Figure 3. The cylindrical tube at the top of the helical screw conveyor was fitted with a LIN injection manifold and appropriate controls to introduce the refrigerant into the process. The body of the conveyor was insulated to mitigate the cryogenic burn hazard and maximize cooling efficiency.

Samples were tested in a pilot-scale process that incorporated a helical screw conveyor in which LIN was added to the process (figures 2 and 3). The corn germ then was passed through the grinding mill, and the powder subsequently was separated from the resulting nitrogen gas in the cyclone separator. Using nitrogen in this particular process provided a secondary benefit of minimizing the oxidation of the oil fraction during processing.

Figure 4. The particle size distribution for the cryogenically ground corn germ (as measured with a Horiba LA-910) demonstrated that LIN was an effective and efficient method of controlling in-feed temperature.

The process conditions for the trial are summarized in the table. While the LIN ratio often can be determined experimentally, the LIN requirement in this case was calculated from the specific heat as a function of temperature (as determined from the data in figure 1) and the measured temperature change through the conveyor. The corn germ was cooled to the desired inlet temperature of the grinding mill using LIN spray in a helical screw conveyor with a retention time of five minutes. The mill inlet temperature shown in the table is much lower than the material TGto compensate for the heat input from the mechanical grinding process.

This table shows the average settings and run-time calculations for several Microtec UTM-200 corn germ trials conducted using LIN.

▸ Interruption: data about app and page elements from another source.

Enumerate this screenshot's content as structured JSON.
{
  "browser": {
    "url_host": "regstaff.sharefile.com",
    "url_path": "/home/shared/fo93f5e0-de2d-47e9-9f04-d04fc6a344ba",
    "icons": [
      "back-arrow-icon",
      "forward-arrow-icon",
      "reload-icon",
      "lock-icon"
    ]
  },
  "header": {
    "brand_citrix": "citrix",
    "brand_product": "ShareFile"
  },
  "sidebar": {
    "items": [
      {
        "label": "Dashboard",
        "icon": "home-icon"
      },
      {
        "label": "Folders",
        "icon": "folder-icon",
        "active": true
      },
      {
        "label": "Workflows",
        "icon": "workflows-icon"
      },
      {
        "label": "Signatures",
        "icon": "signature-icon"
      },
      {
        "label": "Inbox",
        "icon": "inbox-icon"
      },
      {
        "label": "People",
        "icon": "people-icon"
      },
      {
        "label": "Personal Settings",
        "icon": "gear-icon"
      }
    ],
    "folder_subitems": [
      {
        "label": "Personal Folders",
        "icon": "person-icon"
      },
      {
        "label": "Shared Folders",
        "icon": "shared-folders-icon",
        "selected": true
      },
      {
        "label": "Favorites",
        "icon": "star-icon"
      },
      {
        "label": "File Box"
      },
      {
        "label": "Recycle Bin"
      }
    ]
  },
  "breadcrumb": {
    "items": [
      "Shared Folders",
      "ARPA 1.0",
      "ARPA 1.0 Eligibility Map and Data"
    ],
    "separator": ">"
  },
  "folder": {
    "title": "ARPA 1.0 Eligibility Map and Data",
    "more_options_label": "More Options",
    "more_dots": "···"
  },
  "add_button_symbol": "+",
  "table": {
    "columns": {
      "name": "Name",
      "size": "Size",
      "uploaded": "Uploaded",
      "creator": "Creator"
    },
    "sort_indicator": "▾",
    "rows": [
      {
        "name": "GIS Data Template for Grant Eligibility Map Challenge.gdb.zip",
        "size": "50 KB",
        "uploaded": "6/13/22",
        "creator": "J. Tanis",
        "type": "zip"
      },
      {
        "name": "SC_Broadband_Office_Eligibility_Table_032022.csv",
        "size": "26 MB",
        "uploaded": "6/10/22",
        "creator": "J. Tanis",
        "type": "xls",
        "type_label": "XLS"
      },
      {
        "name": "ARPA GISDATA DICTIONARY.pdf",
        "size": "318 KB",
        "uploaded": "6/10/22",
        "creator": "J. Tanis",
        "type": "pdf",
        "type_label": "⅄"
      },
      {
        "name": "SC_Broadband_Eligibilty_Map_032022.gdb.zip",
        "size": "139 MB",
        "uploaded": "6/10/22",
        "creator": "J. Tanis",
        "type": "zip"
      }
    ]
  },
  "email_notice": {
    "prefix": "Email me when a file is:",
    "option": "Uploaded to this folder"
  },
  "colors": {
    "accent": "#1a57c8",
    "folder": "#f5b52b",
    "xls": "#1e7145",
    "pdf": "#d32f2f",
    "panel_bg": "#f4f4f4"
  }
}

A representative particle size distribution is given in figure 4. The resulting corn germ D50 value was 17.4 μm for this sample, as taken downstream of the cyclone separator. The smallest measured particle was 2.3 μm. Nonetheless, the injection of LIN into the feed conveyor was an effective and efficient method of controlling the in-feed temperature of the corn germ so that the desired temperature conditions could be maintained throughout the grinding process. Furthermore, as the power input to the sample was varied, it was possible to use dynamic control of the LIN addition to maintain the desired processing conditions within the range tested. This example illustrates the flexibility that can be achieved using a LIN-based temperature control system.